Data records for software interfaces
=== Begin Enclosure ===
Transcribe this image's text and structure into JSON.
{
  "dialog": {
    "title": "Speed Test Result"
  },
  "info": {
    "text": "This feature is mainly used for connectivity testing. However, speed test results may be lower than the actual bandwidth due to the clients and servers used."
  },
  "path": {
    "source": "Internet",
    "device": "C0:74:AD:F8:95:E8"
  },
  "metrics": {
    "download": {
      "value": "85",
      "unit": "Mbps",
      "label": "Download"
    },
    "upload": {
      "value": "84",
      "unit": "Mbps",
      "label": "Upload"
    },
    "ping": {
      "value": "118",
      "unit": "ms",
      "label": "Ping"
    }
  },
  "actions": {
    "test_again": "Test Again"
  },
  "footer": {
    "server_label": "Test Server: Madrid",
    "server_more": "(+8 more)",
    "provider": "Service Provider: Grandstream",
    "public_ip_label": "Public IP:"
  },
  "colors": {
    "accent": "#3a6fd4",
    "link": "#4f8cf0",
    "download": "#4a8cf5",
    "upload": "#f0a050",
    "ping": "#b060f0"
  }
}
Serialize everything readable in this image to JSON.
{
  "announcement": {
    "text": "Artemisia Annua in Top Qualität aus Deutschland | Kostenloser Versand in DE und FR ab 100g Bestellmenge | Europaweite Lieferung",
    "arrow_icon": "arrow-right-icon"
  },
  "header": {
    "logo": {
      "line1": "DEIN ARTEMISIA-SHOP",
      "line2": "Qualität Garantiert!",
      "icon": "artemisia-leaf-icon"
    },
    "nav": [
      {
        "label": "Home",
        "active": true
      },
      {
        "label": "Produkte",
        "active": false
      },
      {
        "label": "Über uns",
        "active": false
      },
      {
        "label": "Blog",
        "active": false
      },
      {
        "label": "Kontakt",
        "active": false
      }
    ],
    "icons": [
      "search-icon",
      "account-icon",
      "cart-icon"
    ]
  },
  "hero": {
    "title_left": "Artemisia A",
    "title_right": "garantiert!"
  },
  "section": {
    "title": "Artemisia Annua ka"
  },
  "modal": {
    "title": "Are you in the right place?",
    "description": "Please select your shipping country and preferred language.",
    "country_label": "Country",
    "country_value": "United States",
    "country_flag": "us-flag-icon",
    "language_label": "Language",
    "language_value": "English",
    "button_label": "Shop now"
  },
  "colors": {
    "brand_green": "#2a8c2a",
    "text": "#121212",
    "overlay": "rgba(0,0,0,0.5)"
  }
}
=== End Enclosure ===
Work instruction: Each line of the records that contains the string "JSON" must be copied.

Solved problem:
Transcribe this image's text and structure into JSON.
Serialize everything readable in this image to JSON.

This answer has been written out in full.